Stored data entries
---+---

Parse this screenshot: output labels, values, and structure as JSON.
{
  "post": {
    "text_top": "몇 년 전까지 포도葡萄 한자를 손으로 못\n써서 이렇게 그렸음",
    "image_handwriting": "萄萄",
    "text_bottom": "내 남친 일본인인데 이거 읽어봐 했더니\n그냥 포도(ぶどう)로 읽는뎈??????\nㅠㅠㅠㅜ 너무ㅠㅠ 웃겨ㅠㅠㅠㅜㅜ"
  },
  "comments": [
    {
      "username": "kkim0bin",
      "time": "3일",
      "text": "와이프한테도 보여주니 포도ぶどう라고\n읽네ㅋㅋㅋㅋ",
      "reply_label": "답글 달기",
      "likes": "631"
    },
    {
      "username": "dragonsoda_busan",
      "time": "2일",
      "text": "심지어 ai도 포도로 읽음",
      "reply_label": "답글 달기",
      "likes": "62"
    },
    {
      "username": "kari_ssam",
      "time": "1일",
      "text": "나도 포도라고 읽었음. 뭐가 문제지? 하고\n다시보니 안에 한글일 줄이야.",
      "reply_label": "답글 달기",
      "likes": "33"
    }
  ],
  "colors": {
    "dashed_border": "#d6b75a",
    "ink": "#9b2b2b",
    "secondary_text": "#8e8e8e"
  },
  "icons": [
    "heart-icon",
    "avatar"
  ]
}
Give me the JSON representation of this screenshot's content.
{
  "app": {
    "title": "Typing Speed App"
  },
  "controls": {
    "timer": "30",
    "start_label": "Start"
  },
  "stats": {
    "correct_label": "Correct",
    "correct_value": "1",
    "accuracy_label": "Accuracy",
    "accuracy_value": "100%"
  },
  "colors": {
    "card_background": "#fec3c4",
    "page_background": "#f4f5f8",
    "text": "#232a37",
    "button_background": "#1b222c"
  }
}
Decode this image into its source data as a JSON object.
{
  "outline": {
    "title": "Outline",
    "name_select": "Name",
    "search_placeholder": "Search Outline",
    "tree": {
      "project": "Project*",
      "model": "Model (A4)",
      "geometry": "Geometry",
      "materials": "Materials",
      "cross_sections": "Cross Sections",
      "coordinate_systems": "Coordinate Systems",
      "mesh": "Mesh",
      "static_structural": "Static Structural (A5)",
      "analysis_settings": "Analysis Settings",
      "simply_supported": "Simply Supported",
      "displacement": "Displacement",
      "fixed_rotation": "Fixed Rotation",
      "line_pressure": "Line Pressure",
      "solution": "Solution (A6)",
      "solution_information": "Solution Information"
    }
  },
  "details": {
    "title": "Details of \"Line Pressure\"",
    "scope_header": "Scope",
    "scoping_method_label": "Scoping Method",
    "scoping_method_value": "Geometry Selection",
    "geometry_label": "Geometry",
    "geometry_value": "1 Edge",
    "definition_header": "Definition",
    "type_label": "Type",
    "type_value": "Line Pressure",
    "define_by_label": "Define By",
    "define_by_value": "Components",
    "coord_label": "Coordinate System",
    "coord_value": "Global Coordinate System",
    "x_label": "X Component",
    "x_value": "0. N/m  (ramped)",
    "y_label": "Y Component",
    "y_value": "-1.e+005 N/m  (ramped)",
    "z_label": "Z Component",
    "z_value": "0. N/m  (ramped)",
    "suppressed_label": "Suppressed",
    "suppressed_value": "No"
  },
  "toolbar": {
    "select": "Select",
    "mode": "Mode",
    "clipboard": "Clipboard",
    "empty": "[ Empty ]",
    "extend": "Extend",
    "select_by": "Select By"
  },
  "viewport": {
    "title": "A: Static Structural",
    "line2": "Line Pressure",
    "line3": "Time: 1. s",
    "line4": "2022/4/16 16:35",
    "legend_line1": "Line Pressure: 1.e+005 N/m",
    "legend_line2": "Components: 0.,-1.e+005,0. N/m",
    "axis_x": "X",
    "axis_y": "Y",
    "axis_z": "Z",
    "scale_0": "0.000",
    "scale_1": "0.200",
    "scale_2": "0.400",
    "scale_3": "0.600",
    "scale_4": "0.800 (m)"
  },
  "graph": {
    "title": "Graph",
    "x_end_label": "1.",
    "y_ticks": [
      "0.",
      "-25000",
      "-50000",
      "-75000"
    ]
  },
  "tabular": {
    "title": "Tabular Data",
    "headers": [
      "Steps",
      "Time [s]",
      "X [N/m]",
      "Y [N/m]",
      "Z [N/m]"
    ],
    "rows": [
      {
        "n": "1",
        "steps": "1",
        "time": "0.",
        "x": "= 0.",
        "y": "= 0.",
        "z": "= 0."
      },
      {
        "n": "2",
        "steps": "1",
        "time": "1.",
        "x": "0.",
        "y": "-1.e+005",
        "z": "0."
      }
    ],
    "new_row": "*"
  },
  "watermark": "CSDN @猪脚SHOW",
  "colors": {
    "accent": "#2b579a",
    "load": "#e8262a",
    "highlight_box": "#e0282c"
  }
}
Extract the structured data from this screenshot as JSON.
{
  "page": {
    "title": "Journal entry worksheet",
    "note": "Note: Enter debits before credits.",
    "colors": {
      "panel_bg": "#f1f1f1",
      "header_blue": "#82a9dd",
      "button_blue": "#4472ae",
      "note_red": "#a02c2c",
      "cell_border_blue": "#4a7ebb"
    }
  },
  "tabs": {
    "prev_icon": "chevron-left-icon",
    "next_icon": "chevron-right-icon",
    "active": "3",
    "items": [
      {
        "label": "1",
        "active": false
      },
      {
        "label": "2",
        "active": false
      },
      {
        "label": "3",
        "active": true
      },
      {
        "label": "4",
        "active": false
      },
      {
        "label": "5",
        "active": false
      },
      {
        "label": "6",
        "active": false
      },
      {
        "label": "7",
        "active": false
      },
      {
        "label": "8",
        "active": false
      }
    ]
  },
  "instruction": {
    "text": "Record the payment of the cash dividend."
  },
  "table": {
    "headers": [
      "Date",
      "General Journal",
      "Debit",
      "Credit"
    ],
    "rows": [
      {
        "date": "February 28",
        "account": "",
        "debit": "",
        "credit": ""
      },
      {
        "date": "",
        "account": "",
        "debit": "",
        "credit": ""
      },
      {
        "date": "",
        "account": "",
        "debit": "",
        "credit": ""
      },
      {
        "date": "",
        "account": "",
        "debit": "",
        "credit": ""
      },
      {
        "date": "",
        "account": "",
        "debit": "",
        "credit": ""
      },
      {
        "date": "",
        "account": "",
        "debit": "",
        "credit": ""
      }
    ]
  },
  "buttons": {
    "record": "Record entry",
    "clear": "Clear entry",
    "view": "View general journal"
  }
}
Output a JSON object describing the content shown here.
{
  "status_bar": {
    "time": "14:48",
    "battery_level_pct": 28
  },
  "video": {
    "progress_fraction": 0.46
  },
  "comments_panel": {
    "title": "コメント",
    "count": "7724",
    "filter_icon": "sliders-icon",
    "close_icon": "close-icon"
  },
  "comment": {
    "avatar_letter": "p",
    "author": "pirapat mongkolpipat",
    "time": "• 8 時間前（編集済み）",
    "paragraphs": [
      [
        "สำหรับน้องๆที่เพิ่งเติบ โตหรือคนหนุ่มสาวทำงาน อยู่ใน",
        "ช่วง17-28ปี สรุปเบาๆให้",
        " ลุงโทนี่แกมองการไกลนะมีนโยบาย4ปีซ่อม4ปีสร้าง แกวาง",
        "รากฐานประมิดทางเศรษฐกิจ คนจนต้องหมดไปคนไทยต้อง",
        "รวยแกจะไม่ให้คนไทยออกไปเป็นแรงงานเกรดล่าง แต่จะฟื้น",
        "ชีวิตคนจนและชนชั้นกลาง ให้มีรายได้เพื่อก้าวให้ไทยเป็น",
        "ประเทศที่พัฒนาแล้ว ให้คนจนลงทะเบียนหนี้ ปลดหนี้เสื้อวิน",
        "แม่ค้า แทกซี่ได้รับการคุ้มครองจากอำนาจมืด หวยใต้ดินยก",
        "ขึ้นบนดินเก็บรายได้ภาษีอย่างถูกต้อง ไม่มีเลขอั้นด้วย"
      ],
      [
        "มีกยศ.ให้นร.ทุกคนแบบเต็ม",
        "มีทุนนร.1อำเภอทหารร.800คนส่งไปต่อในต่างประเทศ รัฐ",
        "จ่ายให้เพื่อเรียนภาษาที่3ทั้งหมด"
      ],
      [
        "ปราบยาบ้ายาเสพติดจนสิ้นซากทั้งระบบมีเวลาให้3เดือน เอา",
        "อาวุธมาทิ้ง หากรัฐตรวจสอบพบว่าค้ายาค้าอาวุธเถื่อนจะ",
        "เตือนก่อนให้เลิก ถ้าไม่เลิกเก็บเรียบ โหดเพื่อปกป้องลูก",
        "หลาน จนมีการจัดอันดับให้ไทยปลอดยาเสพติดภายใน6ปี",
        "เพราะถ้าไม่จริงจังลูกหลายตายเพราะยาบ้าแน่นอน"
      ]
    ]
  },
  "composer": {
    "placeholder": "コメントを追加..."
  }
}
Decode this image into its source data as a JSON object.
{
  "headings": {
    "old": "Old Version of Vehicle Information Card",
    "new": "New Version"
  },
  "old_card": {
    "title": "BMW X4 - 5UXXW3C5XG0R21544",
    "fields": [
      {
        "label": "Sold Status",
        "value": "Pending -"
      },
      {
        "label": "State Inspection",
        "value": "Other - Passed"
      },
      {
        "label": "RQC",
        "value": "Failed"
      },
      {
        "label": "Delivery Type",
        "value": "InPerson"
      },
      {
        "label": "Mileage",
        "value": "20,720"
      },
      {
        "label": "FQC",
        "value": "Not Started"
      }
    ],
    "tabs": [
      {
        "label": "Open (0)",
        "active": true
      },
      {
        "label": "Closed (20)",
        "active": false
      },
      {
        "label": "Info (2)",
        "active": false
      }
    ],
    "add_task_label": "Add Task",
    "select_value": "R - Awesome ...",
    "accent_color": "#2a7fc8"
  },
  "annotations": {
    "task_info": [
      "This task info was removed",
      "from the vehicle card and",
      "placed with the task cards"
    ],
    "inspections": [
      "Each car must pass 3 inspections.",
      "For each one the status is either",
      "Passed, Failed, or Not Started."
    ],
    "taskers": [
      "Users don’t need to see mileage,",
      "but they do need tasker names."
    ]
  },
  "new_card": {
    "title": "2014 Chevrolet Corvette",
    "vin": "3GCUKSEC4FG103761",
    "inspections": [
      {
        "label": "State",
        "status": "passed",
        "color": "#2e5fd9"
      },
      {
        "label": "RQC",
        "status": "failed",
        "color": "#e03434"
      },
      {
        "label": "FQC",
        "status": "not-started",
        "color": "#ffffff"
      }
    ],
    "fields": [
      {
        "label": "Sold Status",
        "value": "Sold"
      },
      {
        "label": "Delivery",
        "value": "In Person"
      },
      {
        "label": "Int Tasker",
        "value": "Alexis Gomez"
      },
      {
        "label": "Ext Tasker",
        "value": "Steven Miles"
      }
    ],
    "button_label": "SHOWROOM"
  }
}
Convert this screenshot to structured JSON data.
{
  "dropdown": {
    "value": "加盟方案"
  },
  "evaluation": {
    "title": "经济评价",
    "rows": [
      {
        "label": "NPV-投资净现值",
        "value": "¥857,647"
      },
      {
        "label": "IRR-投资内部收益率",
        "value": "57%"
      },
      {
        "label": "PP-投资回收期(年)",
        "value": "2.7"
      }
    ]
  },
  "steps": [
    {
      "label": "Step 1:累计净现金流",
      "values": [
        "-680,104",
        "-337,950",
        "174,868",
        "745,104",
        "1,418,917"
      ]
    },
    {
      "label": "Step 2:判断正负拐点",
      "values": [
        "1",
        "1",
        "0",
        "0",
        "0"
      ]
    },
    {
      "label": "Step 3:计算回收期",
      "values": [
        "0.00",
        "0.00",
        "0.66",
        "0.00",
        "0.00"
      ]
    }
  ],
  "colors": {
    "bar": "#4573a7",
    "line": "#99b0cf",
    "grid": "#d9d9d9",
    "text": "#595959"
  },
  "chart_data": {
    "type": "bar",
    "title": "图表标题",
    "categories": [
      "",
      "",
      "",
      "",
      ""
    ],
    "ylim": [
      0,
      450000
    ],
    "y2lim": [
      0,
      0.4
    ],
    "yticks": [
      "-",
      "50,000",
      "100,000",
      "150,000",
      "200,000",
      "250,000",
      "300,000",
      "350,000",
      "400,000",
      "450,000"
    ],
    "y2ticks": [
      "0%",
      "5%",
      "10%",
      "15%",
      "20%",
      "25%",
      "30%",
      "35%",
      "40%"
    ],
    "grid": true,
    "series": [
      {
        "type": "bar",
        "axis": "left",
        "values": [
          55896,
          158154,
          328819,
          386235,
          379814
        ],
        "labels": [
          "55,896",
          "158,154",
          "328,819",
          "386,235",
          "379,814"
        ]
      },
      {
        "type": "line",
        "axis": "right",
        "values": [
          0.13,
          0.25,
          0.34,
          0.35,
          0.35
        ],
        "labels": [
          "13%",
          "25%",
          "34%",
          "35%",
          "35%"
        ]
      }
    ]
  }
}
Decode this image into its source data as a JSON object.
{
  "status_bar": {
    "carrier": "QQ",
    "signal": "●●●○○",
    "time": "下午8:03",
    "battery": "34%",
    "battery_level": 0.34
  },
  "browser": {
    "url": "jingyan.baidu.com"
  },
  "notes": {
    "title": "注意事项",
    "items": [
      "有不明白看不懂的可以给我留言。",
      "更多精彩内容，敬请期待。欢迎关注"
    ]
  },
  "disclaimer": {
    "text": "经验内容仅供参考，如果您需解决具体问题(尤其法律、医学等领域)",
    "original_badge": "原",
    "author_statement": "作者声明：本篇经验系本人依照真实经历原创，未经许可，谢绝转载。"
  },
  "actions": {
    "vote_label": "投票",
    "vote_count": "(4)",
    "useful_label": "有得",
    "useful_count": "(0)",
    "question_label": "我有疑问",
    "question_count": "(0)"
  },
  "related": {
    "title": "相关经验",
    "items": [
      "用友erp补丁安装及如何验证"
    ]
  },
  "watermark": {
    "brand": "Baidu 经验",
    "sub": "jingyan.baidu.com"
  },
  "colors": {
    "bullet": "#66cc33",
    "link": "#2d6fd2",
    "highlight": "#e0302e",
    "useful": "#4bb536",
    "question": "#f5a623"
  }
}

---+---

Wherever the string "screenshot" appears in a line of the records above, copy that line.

> **SOLUTION**
Parse this screenshot: output labels, values, and structure as JSON.
Give me the JSON representation of this screenshot's content.
Extract the structured data from this screenshot as JSON.
Convert this screenshot to structured JSON data.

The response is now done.